■ Record excerpts:
********************

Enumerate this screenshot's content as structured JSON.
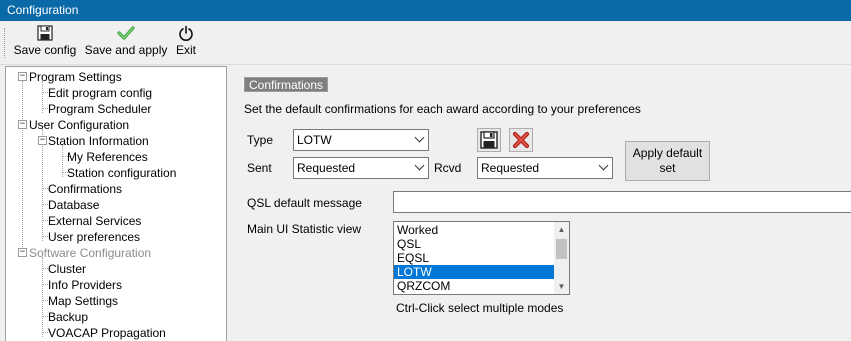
{
  "window": {
    "title": "Configuration"
  },
  "toolbar": {
    "save_config": "Save config",
    "save_apply": "Save and apply",
    "exit": "Exit"
  },
  "tree": {
    "program_settings": "Program Settings",
    "edit_program_config": "Edit program config",
    "program_scheduler": "Program Scheduler",
    "user_configuration": "User Configuration",
    "station_information": "Station Information",
    "my_references": "My References",
    "station_configuration": "Station configuration",
    "confirmations": "Confirmations",
    "database": "Database",
    "external_services": "External Services",
    "user_preferences": "User preferences",
    "software_configuration": "Software Configuration",
    "cluster": "Cluster",
    "info_providers": "Info Providers",
    "map_settings": "Map Settings",
    "backup": "Backup",
    "voacap_propagation": "VOACAP Propagation"
  },
  "confirmations": {
    "section_title": "Confirmations",
    "description": "Set the default confirmations for each award according to your preferences",
    "type_label": "Type",
    "type_value": "LOTW",
    "sent_label": "Sent",
    "sent_value": "Requested",
    "rcvd_label": "Rcvd",
    "rcvd_value": "Requested",
    "apply_default_line1": "Apply default",
    "apply_default_line2": "set",
    "qsl_default_label": "QSL default message",
    "qsl_default_value": "",
    "main_ui_label": "Main UI Statistic view",
    "stat_options": [
      "Worked",
      "QSL",
      "EQSL",
      "LOTW",
      "QRZCOM"
    ],
    "selected_option": "LOTW",
    "hint": "Ctrl-Click select multiple modes"
  }
}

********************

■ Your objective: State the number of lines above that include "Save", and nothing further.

■ Exercise result: 2